PROBLEM DESCRIPTION: From the records below, copy each line that has the word "true" in it.

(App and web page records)
_ _ _ _
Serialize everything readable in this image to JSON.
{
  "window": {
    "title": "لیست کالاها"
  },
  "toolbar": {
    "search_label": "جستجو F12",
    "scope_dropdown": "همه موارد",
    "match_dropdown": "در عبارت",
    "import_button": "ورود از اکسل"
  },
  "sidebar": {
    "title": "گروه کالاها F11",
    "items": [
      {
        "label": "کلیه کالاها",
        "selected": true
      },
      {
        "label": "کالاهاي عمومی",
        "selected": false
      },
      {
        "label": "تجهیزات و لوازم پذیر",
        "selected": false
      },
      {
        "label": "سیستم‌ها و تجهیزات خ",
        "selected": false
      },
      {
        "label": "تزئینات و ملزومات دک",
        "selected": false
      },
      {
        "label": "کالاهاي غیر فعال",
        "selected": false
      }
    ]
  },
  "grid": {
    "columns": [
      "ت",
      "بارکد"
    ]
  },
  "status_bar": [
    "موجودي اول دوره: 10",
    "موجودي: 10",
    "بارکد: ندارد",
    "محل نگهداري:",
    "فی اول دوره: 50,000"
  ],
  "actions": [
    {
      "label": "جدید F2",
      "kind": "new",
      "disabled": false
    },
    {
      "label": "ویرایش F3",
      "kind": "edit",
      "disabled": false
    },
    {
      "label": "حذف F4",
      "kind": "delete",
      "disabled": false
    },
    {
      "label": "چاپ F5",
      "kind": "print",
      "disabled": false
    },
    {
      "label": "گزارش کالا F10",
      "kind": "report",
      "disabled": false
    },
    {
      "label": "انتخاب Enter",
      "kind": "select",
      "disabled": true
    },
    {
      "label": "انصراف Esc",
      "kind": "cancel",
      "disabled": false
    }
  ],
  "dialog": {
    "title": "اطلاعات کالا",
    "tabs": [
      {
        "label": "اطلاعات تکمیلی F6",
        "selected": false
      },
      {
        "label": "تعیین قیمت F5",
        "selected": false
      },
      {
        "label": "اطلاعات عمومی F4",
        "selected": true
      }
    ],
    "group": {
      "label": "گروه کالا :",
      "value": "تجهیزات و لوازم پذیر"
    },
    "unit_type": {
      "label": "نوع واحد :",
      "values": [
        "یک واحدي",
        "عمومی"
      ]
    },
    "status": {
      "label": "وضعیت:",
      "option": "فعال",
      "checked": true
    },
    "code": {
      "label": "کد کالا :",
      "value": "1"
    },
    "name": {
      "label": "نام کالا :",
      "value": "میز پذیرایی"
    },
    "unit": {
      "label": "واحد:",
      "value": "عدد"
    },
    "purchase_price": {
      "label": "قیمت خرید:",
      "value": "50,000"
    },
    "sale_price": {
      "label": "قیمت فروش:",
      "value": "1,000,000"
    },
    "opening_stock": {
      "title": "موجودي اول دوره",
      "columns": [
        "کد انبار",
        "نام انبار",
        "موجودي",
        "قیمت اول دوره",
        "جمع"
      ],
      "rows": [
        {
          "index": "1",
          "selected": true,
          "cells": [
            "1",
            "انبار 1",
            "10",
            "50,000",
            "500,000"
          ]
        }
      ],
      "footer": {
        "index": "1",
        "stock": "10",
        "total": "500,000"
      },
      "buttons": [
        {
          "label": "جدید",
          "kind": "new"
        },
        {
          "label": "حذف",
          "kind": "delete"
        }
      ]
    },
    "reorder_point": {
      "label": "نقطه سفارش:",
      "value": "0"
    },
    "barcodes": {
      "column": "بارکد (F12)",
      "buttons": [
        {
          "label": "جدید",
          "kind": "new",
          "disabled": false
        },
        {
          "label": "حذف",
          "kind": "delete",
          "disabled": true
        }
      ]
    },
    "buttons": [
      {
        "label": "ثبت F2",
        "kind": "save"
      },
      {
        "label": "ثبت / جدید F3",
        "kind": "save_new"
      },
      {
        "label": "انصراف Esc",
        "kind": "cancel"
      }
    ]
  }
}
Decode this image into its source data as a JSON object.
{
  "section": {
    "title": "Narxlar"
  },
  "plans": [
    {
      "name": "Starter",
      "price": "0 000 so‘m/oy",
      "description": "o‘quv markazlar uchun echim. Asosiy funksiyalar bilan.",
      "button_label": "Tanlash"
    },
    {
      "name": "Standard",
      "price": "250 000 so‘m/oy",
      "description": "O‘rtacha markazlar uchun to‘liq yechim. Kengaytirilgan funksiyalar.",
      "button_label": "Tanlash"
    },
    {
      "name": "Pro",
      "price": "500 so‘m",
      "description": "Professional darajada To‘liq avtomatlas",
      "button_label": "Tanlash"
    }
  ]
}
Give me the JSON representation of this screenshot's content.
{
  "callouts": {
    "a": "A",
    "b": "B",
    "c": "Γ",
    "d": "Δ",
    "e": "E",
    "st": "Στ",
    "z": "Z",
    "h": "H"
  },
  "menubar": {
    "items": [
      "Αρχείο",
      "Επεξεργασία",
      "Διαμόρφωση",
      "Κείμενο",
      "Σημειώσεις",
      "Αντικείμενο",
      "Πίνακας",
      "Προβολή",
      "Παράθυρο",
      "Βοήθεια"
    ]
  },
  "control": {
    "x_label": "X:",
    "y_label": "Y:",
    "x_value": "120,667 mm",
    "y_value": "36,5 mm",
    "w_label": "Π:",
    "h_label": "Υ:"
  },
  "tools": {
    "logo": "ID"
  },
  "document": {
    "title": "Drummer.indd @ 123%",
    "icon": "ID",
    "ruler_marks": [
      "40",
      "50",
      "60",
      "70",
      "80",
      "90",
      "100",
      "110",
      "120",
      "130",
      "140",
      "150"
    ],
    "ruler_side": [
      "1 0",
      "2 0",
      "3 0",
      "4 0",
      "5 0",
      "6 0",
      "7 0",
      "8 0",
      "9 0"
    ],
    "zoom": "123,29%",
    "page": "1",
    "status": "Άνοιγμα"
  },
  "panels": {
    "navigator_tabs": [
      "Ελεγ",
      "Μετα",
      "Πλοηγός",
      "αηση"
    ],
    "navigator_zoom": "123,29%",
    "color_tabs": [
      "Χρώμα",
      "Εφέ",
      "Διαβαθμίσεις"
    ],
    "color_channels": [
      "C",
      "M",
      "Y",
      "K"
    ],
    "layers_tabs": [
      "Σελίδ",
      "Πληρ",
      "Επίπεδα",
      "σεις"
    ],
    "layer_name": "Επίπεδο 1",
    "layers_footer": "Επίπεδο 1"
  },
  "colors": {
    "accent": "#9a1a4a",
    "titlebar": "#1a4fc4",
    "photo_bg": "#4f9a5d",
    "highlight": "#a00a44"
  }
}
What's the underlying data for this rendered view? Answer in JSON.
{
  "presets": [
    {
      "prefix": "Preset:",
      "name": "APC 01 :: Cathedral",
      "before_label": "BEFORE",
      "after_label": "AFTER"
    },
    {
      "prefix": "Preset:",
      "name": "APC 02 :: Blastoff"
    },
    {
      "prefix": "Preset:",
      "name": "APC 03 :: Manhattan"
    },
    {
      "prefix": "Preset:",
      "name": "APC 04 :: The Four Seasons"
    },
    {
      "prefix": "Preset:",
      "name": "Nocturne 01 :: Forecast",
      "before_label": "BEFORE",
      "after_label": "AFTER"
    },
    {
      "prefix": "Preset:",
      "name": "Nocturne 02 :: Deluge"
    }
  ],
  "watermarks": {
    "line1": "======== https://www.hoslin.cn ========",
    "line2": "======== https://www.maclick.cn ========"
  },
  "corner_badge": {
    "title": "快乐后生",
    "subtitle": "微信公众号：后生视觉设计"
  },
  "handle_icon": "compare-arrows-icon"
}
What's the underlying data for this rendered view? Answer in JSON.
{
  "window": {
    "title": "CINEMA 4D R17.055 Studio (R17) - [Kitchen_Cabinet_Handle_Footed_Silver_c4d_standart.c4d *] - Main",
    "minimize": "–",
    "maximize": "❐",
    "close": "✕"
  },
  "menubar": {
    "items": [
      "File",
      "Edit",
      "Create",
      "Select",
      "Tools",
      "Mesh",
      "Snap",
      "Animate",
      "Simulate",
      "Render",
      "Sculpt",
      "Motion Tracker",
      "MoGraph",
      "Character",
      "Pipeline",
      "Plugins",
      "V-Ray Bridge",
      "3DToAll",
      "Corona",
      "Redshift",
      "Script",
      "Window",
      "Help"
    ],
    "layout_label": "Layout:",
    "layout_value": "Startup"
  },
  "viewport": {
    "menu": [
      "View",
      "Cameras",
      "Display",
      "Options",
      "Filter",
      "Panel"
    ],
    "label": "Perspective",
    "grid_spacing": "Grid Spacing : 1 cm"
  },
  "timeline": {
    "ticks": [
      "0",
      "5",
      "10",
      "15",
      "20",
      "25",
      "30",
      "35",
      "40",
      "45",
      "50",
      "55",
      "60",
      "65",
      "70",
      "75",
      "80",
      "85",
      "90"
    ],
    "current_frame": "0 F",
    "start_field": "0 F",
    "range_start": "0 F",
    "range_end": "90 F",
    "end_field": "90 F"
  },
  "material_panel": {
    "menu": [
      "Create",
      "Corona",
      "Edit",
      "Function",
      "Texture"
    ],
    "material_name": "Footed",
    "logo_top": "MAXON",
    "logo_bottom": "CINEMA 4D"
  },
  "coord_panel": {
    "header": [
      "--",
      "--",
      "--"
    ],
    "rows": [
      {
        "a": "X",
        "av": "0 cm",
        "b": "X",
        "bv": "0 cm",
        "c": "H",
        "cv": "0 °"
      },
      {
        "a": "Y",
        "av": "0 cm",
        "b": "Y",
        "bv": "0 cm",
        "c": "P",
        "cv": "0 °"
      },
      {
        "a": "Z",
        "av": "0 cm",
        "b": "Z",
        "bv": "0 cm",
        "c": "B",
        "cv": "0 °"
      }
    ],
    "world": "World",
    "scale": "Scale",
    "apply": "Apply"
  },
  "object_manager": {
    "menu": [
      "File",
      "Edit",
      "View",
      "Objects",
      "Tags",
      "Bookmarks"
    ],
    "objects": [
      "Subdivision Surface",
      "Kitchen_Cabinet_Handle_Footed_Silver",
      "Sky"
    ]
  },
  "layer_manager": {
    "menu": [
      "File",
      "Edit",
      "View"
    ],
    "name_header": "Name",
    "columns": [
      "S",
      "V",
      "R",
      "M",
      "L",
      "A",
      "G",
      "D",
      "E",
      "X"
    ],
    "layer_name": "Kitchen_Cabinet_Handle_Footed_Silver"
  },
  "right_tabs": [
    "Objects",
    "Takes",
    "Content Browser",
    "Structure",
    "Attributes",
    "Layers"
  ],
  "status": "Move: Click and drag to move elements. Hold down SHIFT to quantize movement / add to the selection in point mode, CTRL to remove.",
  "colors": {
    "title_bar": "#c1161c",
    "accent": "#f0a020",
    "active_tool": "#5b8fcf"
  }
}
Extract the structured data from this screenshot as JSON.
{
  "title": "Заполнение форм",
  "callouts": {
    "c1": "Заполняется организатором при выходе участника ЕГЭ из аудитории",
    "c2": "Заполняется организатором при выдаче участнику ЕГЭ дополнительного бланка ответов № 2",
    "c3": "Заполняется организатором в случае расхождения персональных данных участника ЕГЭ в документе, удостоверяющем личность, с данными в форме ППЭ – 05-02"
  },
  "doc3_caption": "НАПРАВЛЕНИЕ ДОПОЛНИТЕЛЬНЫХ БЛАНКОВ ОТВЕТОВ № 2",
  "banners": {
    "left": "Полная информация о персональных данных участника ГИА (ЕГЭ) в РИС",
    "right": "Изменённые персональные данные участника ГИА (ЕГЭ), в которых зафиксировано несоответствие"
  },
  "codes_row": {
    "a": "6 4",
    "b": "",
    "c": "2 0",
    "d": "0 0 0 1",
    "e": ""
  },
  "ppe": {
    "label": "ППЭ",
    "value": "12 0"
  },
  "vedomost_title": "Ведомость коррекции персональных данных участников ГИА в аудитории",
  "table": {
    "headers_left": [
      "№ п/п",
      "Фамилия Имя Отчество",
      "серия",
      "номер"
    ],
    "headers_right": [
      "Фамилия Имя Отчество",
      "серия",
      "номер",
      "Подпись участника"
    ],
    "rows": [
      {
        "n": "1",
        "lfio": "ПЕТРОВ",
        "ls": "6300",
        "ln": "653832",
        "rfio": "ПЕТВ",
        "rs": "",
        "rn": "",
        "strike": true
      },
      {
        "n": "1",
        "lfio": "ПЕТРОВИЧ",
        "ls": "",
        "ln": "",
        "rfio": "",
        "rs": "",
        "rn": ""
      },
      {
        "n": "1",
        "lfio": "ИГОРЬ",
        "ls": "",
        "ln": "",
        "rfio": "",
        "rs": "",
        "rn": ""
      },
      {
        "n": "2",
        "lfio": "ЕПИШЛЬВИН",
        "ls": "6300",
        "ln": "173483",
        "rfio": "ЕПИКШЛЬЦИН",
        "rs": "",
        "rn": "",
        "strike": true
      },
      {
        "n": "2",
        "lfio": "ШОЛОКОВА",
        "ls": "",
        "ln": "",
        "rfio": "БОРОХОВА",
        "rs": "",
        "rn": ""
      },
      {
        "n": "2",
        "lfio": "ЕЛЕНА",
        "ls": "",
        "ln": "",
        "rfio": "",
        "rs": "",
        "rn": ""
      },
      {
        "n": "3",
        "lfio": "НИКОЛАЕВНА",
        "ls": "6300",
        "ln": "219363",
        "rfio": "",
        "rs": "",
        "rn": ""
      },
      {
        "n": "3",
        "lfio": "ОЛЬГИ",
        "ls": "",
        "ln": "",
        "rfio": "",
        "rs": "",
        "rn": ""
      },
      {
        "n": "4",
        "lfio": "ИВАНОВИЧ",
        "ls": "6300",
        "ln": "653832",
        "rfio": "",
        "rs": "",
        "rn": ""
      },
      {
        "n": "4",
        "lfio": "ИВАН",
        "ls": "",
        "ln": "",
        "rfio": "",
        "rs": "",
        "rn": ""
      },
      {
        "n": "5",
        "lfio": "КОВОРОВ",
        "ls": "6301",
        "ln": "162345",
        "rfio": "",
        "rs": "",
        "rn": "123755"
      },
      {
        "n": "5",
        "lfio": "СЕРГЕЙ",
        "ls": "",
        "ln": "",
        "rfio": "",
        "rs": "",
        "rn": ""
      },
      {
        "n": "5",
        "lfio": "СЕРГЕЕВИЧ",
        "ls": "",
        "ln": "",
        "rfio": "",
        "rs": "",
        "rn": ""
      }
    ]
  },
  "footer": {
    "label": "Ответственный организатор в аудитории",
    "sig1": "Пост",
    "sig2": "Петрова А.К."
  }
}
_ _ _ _
WRITTEN SOLUTION:
        "selected": true
      "disabled": true
        "selected": true
      "checked": true
          "selected": true,
          "disabled": true
        "strike": true
        "strike": true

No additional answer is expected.